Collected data

★ ★ ★

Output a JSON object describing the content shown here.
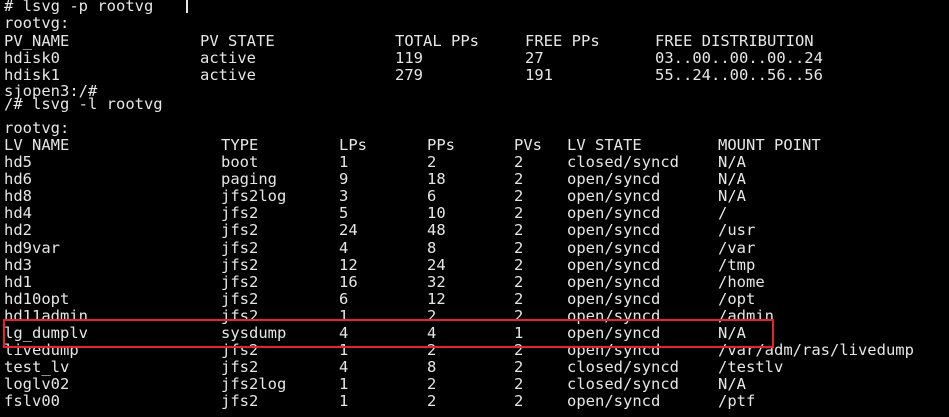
{
  "terminal": {
    "cmd1": "# lsvg -p rootvg",
    "vg_label1": "rootvg:",
    "pv_headers": [
      "PV_NAME",
      "PV STATE",
      "TOTAL PPs",
      "FREE PPs",
      "FREE DISTRIBUTION"
    ],
    "pv_rows": [
      [
        "hdisk0",
        "active",
        "119",
        "27",
        "03..00..00..00..24"
      ],
      [
        "hdisk1",
        "active",
        "279",
        "191",
        "55..24..00..56..56"
      ]
    ],
    "prompt": "sjopen3:/#",
    "cmd2": "/# lsvg -l rootvg",
    "vg_label2": "rootvg:",
    "lv_headers": [
      "LV NAME",
      "TYPE",
      "LPs",
      "PPs",
      "PVs",
      "LV STATE",
      "MOUNT POINT"
    ],
    "lv_rows": [
      [
        "hd5",
        "boot",
        "1",
        "2",
        "2",
        "closed/syncd",
        "N/A"
      ],
      [
        "hd6",
        "paging",
        "9",
        "18",
        "2",
        "open/syncd",
        "N/A"
      ],
      [
        "hd8",
        "jfs2log",
        "3",
        "6",
        "2",
        "open/syncd",
        "N/A"
      ],
      [
        "hd4",
        "jfs2",
        "5",
        "10",
        "2",
        "open/syncd",
        "/"
      ],
      [
        "hd2",
        "jfs2",
        "24",
        "48",
        "2",
        "open/syncd",
        "/usr"
      ],
      [
        "hd9var",
        "jfs2",
        "4",
        "8",
        "2",
        "open/syncd",
        "/var"
      ],
      [
        "hd3",
        "jfs2",
        "12",
        "24",
        "2",
        "open/syncd",
        "/tmp"
      ],
      [
        "hd1",
        "jfs2",
        "16",
        "32",
        "2",
        "open/syncd",
        "/home"
      ],
      [
        "hd10opt",
        "jfs2",
        "6",
        "12",
        "2",
        "open/syncd",
        "/opt"
      ],
      [
        "hd11admin",
        "jfs2",
        "1",
        "2",
        "2",
        "open/syncd",
        "/admin"
      ],
      [
        "lg_dumplv",
        "sysdump",
        "4",
        "4",
        "1",
        "open/syncd",
        "N/A"
      ],
      [
        "livedump",
        "jfs2",
        "1",
        "2",
        "2",
        "open/syncd",
        "/var/adm/ras/livedump"
      ],
      [
        "test_lv",
        "jfs2",
        "4",
        "8",
        "2",
        "closed/syncd",
        "/testlv"
      ],
      [
        "loglv02",
        "jfs2log",
        "1",
        "2",
        "2",
        "closed/syncd",
        "N/A"
      ],
      [
        "fslv00",
        "jfs2",
        "1",
        "2",
        "2",
        "open/syncd",
        "/ptf"
      ]
    ],
    "highlighted_row": "lg_dumplv",
    "highlight_color": "#e8232b",
    "text_color": "#e6e6e6",
    "background_color": "#000000"
  }
}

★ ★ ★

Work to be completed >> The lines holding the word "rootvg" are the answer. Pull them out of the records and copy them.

Output below >>
    "cmd1": "# lsvg -p rootvg",
    "vg_label1": "rootvg:",
    "cmd2": "/# lsvg -l rootvg",
    "vg_label2": "rootvg:",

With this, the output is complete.